If you're an Nvidia GeForce Now Founder's subscriber, it's likely you're nonplussed over the continued losses to the cloud gaming service's roster. Many notable videogames and publishers have dropped from the service since it launched on February 4, 2020—apparently those holding all the cards are "still figuring out their cloud strategies"—and if that isn't a bad omen of things to come, I don't know what is. Why? Because Nvidia's service offers something akin to the PC gaming experience. It is (theoretically) open to all, it allows you to access the games you already own, and it is more or less a back to basics promise of a half-decent gaming PC in the cloud—it even offers RTX graphics for cheap. Without it, or those other services like it, the future of cloud gaming looks a lot more… exclusive. Nvidia was unlucky in its game streaming rollout. Just as the ball started rolling on its initially successful cloud gaming ambitions, and fresh out of beta, a couple of major publishers (Activision Blizzard, Bethesda Softworks, 2K Games) swiftly dropped out from the service, and even made quite a palaver out of it. It appears as though that sentiment only gained momentum from there. Further games have been pulled from the service since, and while many more have embraced it with open arms, there are some huge games notably missing from its cloud-compatible library. Nvidia's since adopted a less pro-active opt-in approach for developers and publishers on GeForce Now as a result. So what is it that makes Nvidia's service so frowned upon by publishers?

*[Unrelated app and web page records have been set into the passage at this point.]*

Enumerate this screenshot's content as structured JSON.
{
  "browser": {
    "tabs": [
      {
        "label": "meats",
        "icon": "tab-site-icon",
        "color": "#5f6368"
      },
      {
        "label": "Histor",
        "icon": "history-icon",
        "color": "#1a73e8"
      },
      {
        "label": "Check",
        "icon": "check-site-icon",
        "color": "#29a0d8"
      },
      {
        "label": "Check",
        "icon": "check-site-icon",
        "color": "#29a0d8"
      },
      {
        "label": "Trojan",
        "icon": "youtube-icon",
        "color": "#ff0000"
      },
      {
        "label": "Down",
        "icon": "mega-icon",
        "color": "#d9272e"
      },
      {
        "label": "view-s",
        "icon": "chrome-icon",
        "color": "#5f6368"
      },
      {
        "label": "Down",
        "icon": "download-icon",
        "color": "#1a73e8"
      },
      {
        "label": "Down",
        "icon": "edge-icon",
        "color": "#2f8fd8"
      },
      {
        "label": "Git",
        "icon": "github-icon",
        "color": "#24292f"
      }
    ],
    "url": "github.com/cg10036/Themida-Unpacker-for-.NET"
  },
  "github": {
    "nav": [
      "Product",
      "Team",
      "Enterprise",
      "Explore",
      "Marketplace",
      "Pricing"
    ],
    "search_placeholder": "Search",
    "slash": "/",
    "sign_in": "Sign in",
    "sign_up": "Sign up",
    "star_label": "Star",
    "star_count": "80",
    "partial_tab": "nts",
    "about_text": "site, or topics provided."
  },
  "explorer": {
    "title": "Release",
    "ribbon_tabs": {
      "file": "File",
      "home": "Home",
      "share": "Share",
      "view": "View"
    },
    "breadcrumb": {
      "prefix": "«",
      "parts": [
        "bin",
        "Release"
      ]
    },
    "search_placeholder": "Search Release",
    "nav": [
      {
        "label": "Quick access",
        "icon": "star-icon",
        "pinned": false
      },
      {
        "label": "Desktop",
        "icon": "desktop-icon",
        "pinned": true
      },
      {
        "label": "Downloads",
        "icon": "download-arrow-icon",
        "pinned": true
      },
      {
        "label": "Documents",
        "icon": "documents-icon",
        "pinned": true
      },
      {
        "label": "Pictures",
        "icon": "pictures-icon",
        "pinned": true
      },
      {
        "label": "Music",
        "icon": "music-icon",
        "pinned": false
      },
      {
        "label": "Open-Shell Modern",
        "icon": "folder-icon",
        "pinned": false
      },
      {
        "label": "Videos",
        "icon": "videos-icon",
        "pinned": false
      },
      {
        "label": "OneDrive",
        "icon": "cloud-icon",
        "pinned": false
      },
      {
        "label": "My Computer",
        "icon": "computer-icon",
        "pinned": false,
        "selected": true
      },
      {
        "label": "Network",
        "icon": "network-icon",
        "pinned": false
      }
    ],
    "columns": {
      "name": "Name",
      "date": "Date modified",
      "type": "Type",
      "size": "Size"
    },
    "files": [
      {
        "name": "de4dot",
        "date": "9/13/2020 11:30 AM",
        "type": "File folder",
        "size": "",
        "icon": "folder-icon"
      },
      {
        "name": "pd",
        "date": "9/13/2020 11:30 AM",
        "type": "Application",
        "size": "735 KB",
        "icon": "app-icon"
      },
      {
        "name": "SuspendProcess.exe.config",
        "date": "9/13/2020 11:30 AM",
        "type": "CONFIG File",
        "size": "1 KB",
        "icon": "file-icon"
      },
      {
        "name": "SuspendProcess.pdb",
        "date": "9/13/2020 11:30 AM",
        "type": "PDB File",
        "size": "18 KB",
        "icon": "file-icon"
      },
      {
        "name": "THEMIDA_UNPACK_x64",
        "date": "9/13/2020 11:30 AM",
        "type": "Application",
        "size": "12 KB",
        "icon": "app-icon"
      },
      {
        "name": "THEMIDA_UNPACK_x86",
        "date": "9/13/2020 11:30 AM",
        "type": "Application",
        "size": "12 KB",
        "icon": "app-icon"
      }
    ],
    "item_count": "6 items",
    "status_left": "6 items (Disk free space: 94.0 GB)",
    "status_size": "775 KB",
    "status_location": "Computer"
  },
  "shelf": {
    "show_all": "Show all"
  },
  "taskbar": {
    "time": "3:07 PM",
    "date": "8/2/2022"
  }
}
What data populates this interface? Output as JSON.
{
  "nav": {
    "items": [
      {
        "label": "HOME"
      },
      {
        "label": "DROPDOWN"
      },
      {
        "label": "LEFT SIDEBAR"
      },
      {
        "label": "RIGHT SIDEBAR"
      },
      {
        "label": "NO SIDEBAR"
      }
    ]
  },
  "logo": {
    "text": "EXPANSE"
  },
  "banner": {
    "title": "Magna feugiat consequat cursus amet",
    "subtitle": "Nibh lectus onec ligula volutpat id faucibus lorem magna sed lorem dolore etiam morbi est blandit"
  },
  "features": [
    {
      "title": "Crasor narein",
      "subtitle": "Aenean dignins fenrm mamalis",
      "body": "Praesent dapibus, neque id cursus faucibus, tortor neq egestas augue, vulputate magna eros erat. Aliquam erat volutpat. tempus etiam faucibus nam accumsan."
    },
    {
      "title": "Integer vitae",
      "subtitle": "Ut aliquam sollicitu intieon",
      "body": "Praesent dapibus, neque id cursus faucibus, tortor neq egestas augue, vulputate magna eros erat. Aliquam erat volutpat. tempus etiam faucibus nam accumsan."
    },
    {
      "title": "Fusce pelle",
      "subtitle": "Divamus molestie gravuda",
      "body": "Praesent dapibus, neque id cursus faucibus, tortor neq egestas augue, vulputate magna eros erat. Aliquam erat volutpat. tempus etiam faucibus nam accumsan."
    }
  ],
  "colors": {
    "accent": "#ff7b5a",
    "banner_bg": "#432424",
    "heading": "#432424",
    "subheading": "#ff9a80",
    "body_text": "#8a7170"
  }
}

I'd have to guess that it's merely the sheer size, scale, and monetary worth of the potential 'platform'. No one batted an eyelid for the many cloud streaming services that came before, despite being much like Nvidia GeForce Now—those that allow a user to hook in their existing libraries and play the games they own across a range of digital storefronts on hardware they couldn't otherwise afford or access. So you'd expect that it wouldn't matter whether you play your game on the hardware you own—a trusty gaming PC—or one that's rented to you and served up out of a server rack. You bought the game, right? That's yours and you get to say how you play it. Well, not so fast. Gaming licenses have never been straightforward. Do you own a game or a license to the game? Well, the answer is actually relatively simple: you own a license that allows you to use someone's software, as they intended. What that End User License Agreement (EULA) means for you, and what you're allowed to do and not allowed to do with it (such as modding), varies between platform and developer. Therein lies the thorn in Nvidia's side, and the stipulation that gives ultimate control to the publisher. And it's only a microcosm of a wider issue—if cloud gaming inherently relies on publishers and developers to specifically allow access to the videogames we own a license to, then it's going to run into burgeoning costs, exclusivity, and a lack of interest from gamers with access to an already fairly simple solution that (mostly) bypasses these issues: a physical gaming PC. For more please visit OUR FORUM.